Exclusive outtakes from industry leaders
Apple’s iPhone takes slow boat to China
In China, Apple’s iPhone commands a strange presence. Perenially “coming out”, already widely available on the black market, viewed with trepidation by local telecom players but with undisguised lust by affluent consumers.
Sanford C. Bernstein Toni Sacconaghi thinks the wildly popular device will arrive in the Middle Kingdom before the end of the year, after a long haul of negotiations with state-run telecom carriers keen to control the content to be sold over the gadget.
Some sticking points thus far: Sacconaghi says Chinese typically spend $10-$15 per month on data services — everything from stock quotes to weather forecasts — wheareas your typical iPhone user in the developed world now spends $70. That limits the Chinese carriers’ ability to subsidize the iPhone. But the analyst thinks that in one to two months Apple may unveil a cheaper version of the device that can lower the cost of the phone to lower-paying Chinese customers.

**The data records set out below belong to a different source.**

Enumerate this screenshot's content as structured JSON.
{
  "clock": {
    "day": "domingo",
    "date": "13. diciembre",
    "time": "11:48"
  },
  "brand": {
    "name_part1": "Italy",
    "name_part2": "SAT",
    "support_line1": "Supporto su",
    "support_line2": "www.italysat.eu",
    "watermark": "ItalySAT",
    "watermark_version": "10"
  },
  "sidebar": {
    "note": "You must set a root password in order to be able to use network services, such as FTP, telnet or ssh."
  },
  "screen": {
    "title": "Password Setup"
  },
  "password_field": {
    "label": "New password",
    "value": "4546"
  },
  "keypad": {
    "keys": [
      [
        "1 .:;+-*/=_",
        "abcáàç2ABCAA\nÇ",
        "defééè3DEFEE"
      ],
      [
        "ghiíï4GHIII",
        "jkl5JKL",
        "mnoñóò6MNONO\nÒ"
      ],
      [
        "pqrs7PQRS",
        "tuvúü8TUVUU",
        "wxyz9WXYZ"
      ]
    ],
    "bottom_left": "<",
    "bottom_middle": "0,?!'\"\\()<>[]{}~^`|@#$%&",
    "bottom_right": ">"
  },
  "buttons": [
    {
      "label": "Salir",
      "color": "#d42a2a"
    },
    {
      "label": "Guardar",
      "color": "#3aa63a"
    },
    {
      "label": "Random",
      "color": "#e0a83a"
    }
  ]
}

“You’re struggling with how to monetize the iPhone”, he told the Reuters Global Technology Summit. “It could be used to let carriers pay less.”
Though conceding that negotiations on that front between the consumer electronics giant and carriers in the world’s largest telecoms arena have been “opaque” at best, Sacconaghi thinks Apple is getting tougher.
“It’s a testament to the fact that they’ve been negotiating pretty tough” that the iPhone’s introduction had been delayed,” he said.
Problem is, Apple may be underestimating the Chinese government’s tendency to want to control content — especially mass consumer content — and its distribution. Apple, which also jealously guards ultimate control of the applications or programs sold through its Apps store, may have finally met its match.